Testicular Sperm Extraction

A testicular biopsy (or testicular sperm extraction) is executed through an open scrotal incision. It can be performed with or without the use of a surgical microscope.

The testicle is exposed and a small transverse incision is made in the anterior aspect of the tunica albuginea. Standard open testicular sperm extraction techniques may not find spermatozoa in over half of men. [19, 5, 20]

Risks from the surgery such as hematoma, scarring, or testicular atrophy are similar with or without the use of the microscope. However, it is felt that with the use of the microscope there is less risk of vascular damage to the tunica albuginea since vessels are more readily identified.

Testicular Sperm Extraction for Patients with Cancer

“Onco-TESE” describes a procedure in which a patient with cancer undergoes surgical sperm extraction. [21] Simple semen cryopreservation often suffices.

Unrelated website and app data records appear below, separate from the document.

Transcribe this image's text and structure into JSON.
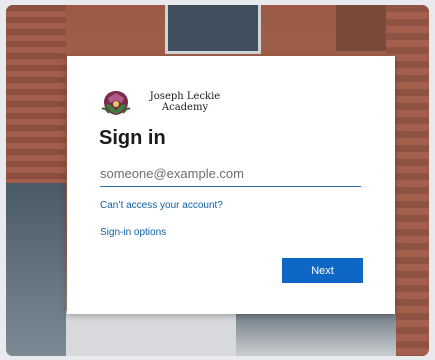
{
  "organization": {
    "name_line1": "Joseph Leckie",
    "name_line2": "Academy",
    "logo_icon": "crest-icon"
  },
  "signin": {
    "title": "Sign in",
    "email_placeholder": "someone@example.com",
    "email_value": "",
    "cant_access_link": "Can’t access your account?",
    "signin_options_link": "Sign-in options",
    "next_button": "Next"
  },
  "colors": {
    "accent": "#0f67c5",
    "link": "#0f5fa8"
  }
}
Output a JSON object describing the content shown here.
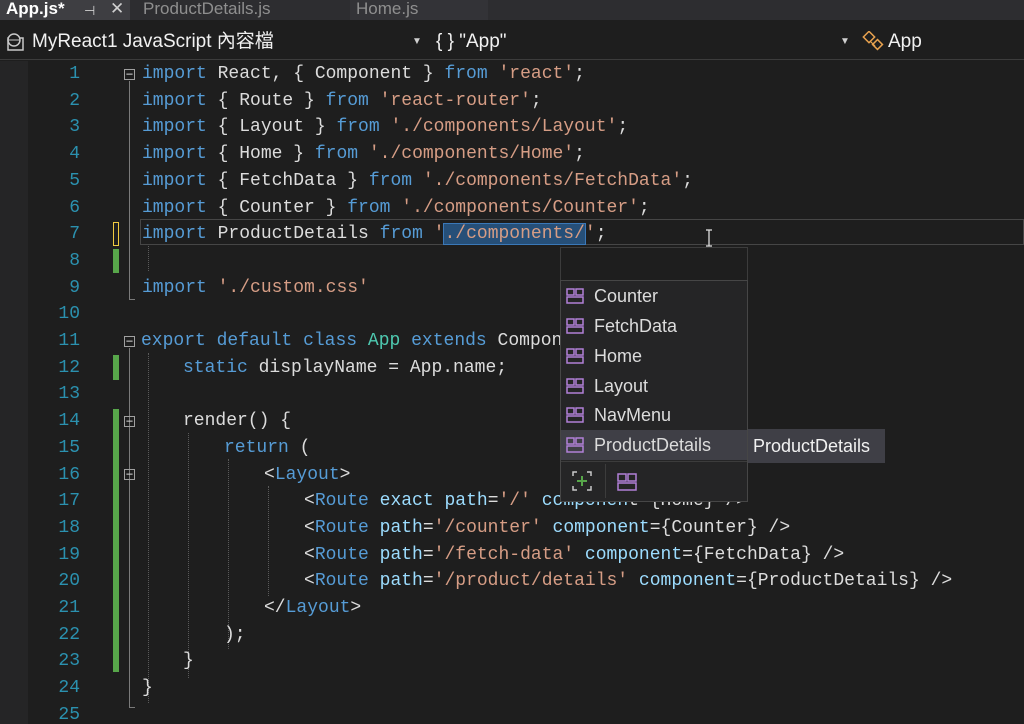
{
  "tabs": [
    {
      "label": "App.js*",
      "active": true
    },
    {
      "label": "ProductDetails.js",
      "active": false
    },
    {
      "label": "Home.js",
      "active": false
    }
  ],
  "nav": {
    "project": "MyReact1 JavaScript 內容檔",
    "scope": "{ } \"App\"",
    "member": "App"
  },
  "line_numbers": [
    "1",
    "2",
    "3",
    "4",
    "5",
    "6",
    "7",
    "8",
    "9",
    "10",
    "11",
    "12",
    "13",
    "14",
    "15",
    "16",
    "17",
    "18",
    "19",
    "20",
    "21",
    "22",
    "23",
    "24",
    "25"
  ],
  "code": {
    "l1": {
      "kw1": "import",
      "t1": " React, { Component } ",
      "kw2": "from",
      "t2": " ",
      "s1": "'react'",
      "t3": ";"
    },
    "l2": {
      "kw1": "import",
      "t1": " { Route } ",
      "kw2": "from",
      "t2": " ",
      "s1": "'react-router'",
      "t3": ";"
    },
    "l3": {
      "kw1": "import",
      "t1": " { Layout } ",
      "kw2": "from",
      "t2": " ",
      "s1": "'./components/Layout'",
      "t3": ";"
    },
    "l4": {
      "kw1": "import",
      "t1": " { Home } ",
      "kw2": "from",
      "t2": " ",
      "s1": "'./components/Home'",
      "t3": ";"
    },
    "l5": {
      "kw1": "import",
      "t1": " { FetchData } ",
      "kw2": "from",
      "t2": " ",
      "s1": "'./components/FetchData'",
      "t3": ";"
    },
    "l6": {
      "kw1": "import",
      "t1": " { Counter } ",
      "kw2": "from",
      "t2": " ",
      "s1": "'./components/Counter'",
      "t3": ";"
    },
    "l7": {
      "kw1": "import",
      "t1": " ProductDetails ",
      "kw2": "from",
      "t2": " ",
      "s1": "'",
      "sel": "./components/",
      "s2": "'",
      "t3": ";"
    },
    "l9": {
      "kw1": "import",
      "t1": " ",
      "s1": "'./custom.css'"
    },
    "l11": {
      "kw1": "export",
      "t0": " ",
      "kw2": "default",
      "t1": " ",
      "kw3": "class",
      "t2": " ",
      "c1": "App",
      "t3": " ",
      "kw4": "extends",
      "t4": " Componen"
    },
    "l12": {
      "kw1": "static",
      "t1": " displayName = App.name;"
    },
    "l14": {
      "t1": "render() {"
    },
    "l15": {
      "kw1": "return",
      "t1": " ("
    },
    "l16": {
      "t1": "<",
      "tg": "Layout",
      "t2": ">"
    },
    "l17": {
      "t1": "<",
      "tg": "Route",
      "t2": " ",
      "a1": "exact",
      "t3": " ",
      "a2": "path",
      "t4": "=",
      "s1": "'/'",
      "t5": " ",
      "a3": "componen",
      "t6": "t={Home} />"
    },
    "l18": {
      "t1": "<",
      "tg": "Route",
      "t2": " ",
      "a1": "path",
      "t3": "=",
      "s1": "'/counter'",
      "t4": " ",
      "a2": "component",
      "t5": "={Counter} />"
    },
    "l19": {
      "t1": "<",
      "tg": "Route",
      "t2": " ",
      "a1": "path",
      "t3": "=",
      "s1": "'/fetch-data'",
      "t4": " ",
      "a2": "component",
      "t5": "={FetchData} />"
    },
    "l20": {
      "t1": "<",
      "tg": "Route",
      "t2": " ",
      "a1": "path",
      "t3": "=",
      "s1": "'/product/details'",
      "t4": " ",
      "a2": "component",
      "t5": "={ProductDetails} />"
    },
    "l21": {
      "t1": "</",
      "tg": "Layout",
      "t2": ">"
    },
    "l22": {
      "t1": ");"
    },
    "l23": {
      "t1": "}"
    },
    "l24": {
      "t1": "}"
    }
  },
  "completion": {
    "items": [
      "Counter",
      "FetchData",
      "Home",
      "Layout",
      "NavMenu",
      "ProductDetails"
    ],
    "selected": "ProductDetails",
    "tooltip": "ProductDetails"
  },
  "colors": {
    "keyword": "#569cd6",
    "string": "#d69d85",
    "type": "#4ec9b0",
    "attribute": "#9cdcfe",
    "line_number": "#2b91af",
    "change_saved": "#57a64a",
    "change_unsaved": "#efc940",
    "selection": "#264f78"
  },
  "icons": {
    "item": "module-icon",
    "filter_add": "add-filter-icon",
    "filter_module": "module-filter-icon",
    "caret": "text-cursor-icon"
  }
}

However, cancer and its associated immune response, weight loss, fever, and malaise can sometimes result in samples with azoospermia or unusable severe oligospermia. [22] Additionally, sometimes male cancer patients are too sick to be able to ejaculate or are too young to have reached spermarche (the ability to ejaculate). In these cases, a testicular sperm extraction can be performed.

Previous series of onco-TESE have yielded similar success rates to men with nonobstructive azoospermia around 50%. [23] A described version of onco-TESE involves microscopic bench extraction of sperm from the normal area of testis removed for testicular cancer.

Boys around the age of spermarche can undergo simple testicular sperm extraction at the time of other procedures, such as infusion catheter placement.

If sperm is found, it is cryopreserved; if no sperm is found, some centers have implemented pilot programs to freeze small sections of testicular tissue. [24] Although no techniques currently exist to produce sperm from this spermatogonial tissue in humans, many clinicians are optimistic that it is only a matter of time before science is able to do so. Indeed, this was very recently achieved in rats and normal offspring were produced. [25]